__Items from a dataset__
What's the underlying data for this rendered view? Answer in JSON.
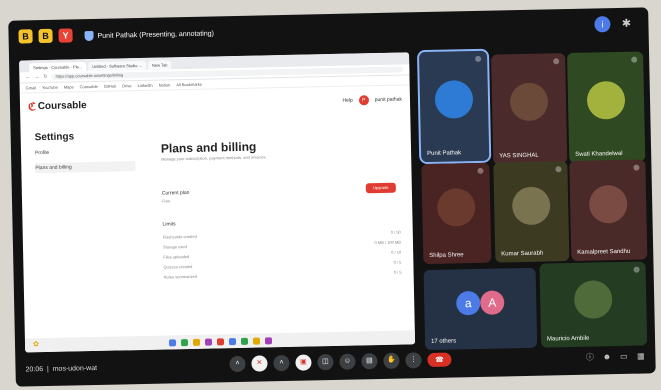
{
  "topbar": {
    "apps": [
      "B",
      "B",
      "Y"
    ],
    "presenting_text": "Punit Pathak (Presenting, annotating)"
  },
  "browser": {
    "tabs": [
      "Settings · Coursable · Ple...",
      "Untitled · Software Studio ...",
      "New Tab"
    ],
    "url": "https://app.coursable.io/settings/billing",
    "bookmarks": [
      "Gmail",
      "YouTube",
      "Maps",
      "Coursable",
      "GitHub",
      "Drive",
      "LinkedIn",
      "Notion",
      "All Bookmarks"
    ],
    "logo": "Coursable",
    "header_right": {
      "help": "Help",
      "user": "punit pathak"
    },
    "settings_title": "Settings",
    "side_items": [
      "Profile",
      "Plans and billing"
    ],
    "plans_title": "Plans and billing",
    "plans_sub": "Manage your subscription, payment methods, and invoices.",
    "current_plan_label": "Current plan",
    "current_plan_value": "Free",
    "upgrade_label": "Upgrade",
    "limits_label": "Limits",
    "limit_rows": [
      {
        "k": "Flashcards created",
        "v": "0 / 50"
      },
      {
        "k": "Storage used",
        "v": "0 MB / 100 MB"
      },
      {
        "k": "Files uploaded",
        "v": "0 / 10"
      },
      {
        "k": "Quizzes created",
        "v": "0 / 5"
      },
      {
        "k": "Notes summarized",
        "v": "0 / 5"
      }
    ]
  },
  "participants": [
    {
      "name": "Punit Pathak",
      "bg": "#2a3a52",
      "ava": "#2e7bd6"
    },
    {
      "name": "YAS SINGHAL",
      "bg": "#4a2a2a",
      "ava": "#6b4a3a"
    },
    {
      "name": "Swati Khandelwal",
      "bg": "#2f4a22",
      "ava": "#a3b13d"
    },
    {
      "name": "Shilpa Shree",
      "bg": "#4a2323",
      "ava": "#6a3a2e"
    },
    {
      "name": "Kumar Saurabh",
      "bg": "#3d3a22",
      "ava": "#7a7350"
    },
    {
      "name": "Kamalpreet Sandhu",
      "bg": "#4a2a28",
      "ava": "#7a4b43"
    },
    {
      "name": "17 others",
      "bg": "#253246",
      "others": [
        "a",
        "A"
      ]
    },
    {
      "name": "Mauricio Ambile",
      "bg": "#243d22",
      "ava": "#4f6b3a"
    }
  ],
  "bottombar": {
    "clock": "20:06",
    "meeting_code": "mos-udon-wat"
  },
  "icons": {
    "mic": "mic-off-icon",
    "cam": "camera-off-icon",
    "present": "present-icon",
    "raise": "raise-hand-icon",
    "more": "more-icon",
    "end": "end-call-icon"
  }
}
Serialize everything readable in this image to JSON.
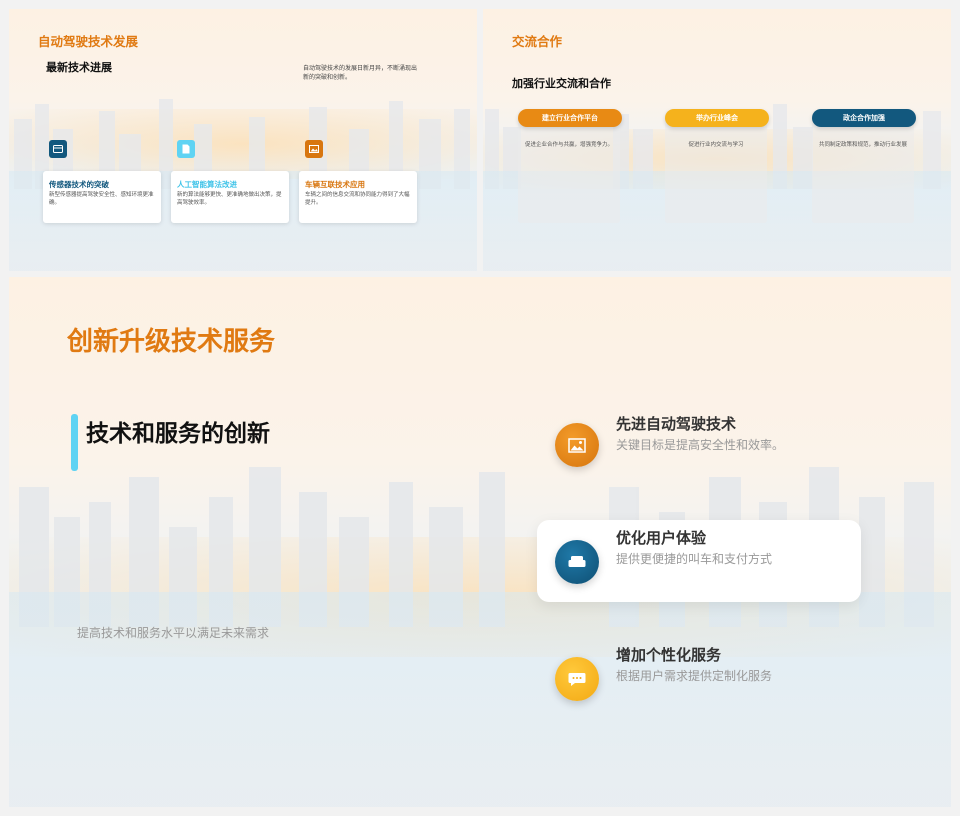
{
  "slide1": {
    "title": "自动驾驶技术发展",
    "subtitle": "最新技术进展",
    "intro": "自动驾驶技术的发展日新月异，不断涌现出新的突破和创新。",
    "cards": [
      {
        "title": "传感器技术的突破",
        "desc": "新型传感器提高驾驶安全性、感知环境更准确。",
        "icon": "card-icon",
        "color": "#12587e"
      },
      {
        "title": "人工智能算法改进",
        "desc": "新的算法能够更快、更准确地做出决策，提高驾驶效率。",
        "icon": "document-icon",
        "color": "#5fd3f3"
      },
      {
        "title": "车辆互联技术应用",
        "desc": "车辆之间的信息交流和协同能力得到了大幅提升。",
        "icon": "image-icon",
        "color": "#d8760f"
      }
    ]
  },
  "slide2": {
    "title": "交流合作",
    "subtitle": "加强行业交流和合作",
    "columns": [
      {
        "label": "建立行业合作平台",
        "desc": "促进企业合作与共赢，增强竞争力。",
        "color": "#e88a14"
      },
      {
        "label": "举办行业峰会",
        "desc": "促进行业内交流与学习",
        "color": "#f5b21c"
      },
      {
        "label": "政企合作加强",
        "desc": "共同制定政策和规范，推动行业发展",
        "color": "#12587e"
      }
    ]
  },
  "slide3": {
    "title": "创新升级技术服务",
    "subtitle": "技术和服务的创新",
    "footnote": "提高技术和服务水平以满足未来需求",
    "features": [
      {
        "title": "先进自动驾驶技术",
        "desc": "关键目标是提高安全性和效率。",
        "icon": "image-icon",
        "color": "#e0820f"
      },
      {
        "title": "优化用户体验",
        "desc": "提供更便捷的叫车和支付方式",
        "icon": "sofa-icon",
        "color": "#12587e"
      },
      {
        "title": "增加个性化服务",
        "desc": "根据用户需求提供定制化服务",
        "icon": "chat-icon",
        "color": "#f5b21c"
      }
    ],
    "accent": "#5fd3f3"
  }
}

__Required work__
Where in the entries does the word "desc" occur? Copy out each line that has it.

__Reply__
        "desc": "新型传感器提高驾驶安全性、感知环境更准确。",
        "desc": "新的算法能够更快、更准确地做出决策，提高驾驶效率。",
        "desc": "车辆之间的信息交流和协同能力得到了大幅提升。",
        "desc": "促进企业合作与共赢，增强竞争力。",
        "desc": "促进行业内交流与学习",
        "desc": "共同制定政策和规范，推动行业发展",
        "desc": "关键目标是提高安全性和效率。",
        "desc": "提供更便捷的叫车和支付方式",
        "desc": "根据用户需求提供定制化服务",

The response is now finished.